An uptick in violence at some Farmington Hills businesses has city council members looking at a business license process that would make it easier for police to temporarily shut them down.
Police Chief Jeff King told city council members Monday that the department’s entire afternoon shift, plus mutual aid officers from other cities, responded to one fight this year at Sport ‘N’ Fun on Grand River near Orchard Lake Road. Over a four-month period, police responded to 23 incidents at the outdoor amusement center, including other large-scale fights and an assault on a 12-year-old girl.
After meetings with police, King said, the facility owner volunteered to set limits on access, restrict large groups, and hire uniformed security guards, and “we saw significant decrease in that activity.”
Hookah lounge adds security
Hookah lounges are also on the radar, after a stabbing, attempted murder, and an October shooting at a gas station near a lounge on Northwestern Highway. King said that lounge owner now has armed security and installed a metal detector.
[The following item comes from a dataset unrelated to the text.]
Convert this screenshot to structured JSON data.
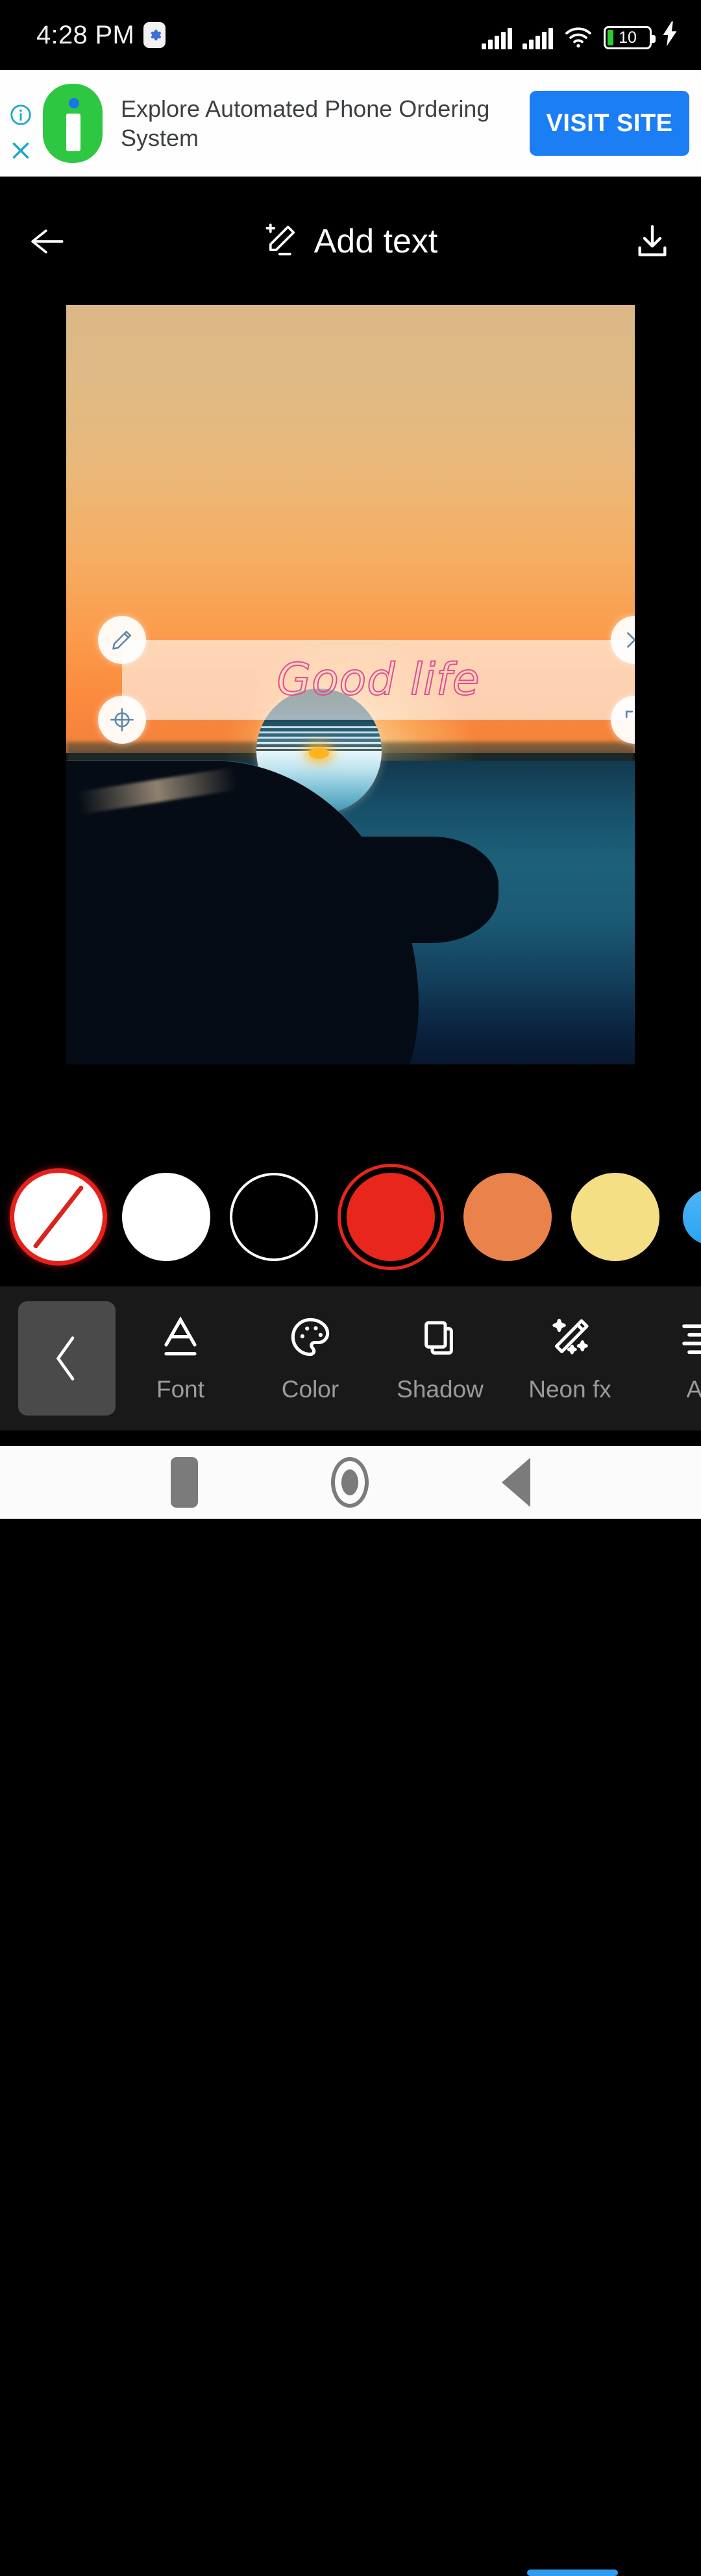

“My focus is on the behavior, not the business itself,” he said, adding the license would “bolster the measures these businesses have taken and reduce the strain on our resources and improve the safety of their location.”
City attorney Steve Joppich said the council can adopt ordinances “to protect the public heath, safety, and welfare”. The license under consideration would be limited to hookah lounges, family fun centers, arcades, go kart, and “putt putt” establishments.
Council members generally supported the measure. Valerie Knol said Farmington Hills residents had complained to her about fights at the amusement center, and Mayor Vicki Barnett expressed concerns about safety in some areas of the city.
“We are known as a safe city, I want to continue to be known as a safe city,” she said.
Involve business owners
Council member Samantha Steckloff stressed that the Sport ‘N’ Fun business owner has done all they can to resolve issues. She asked that business owners be included in drafting the license. Council members Jackie Boleware and Mary Newlin both favored a cautious approach that does not put up barriers to businesses moving into the community.
Joppich said that city officials can control fees to make the license inexpensive and set up a hearing process that gives owners an opportunity to explain and correct problems.
“The idea would be not to target them, but to enable them to operate in a responsible manner,” he said.
Council members took no action. A draft ordinance will appear on a future agenda.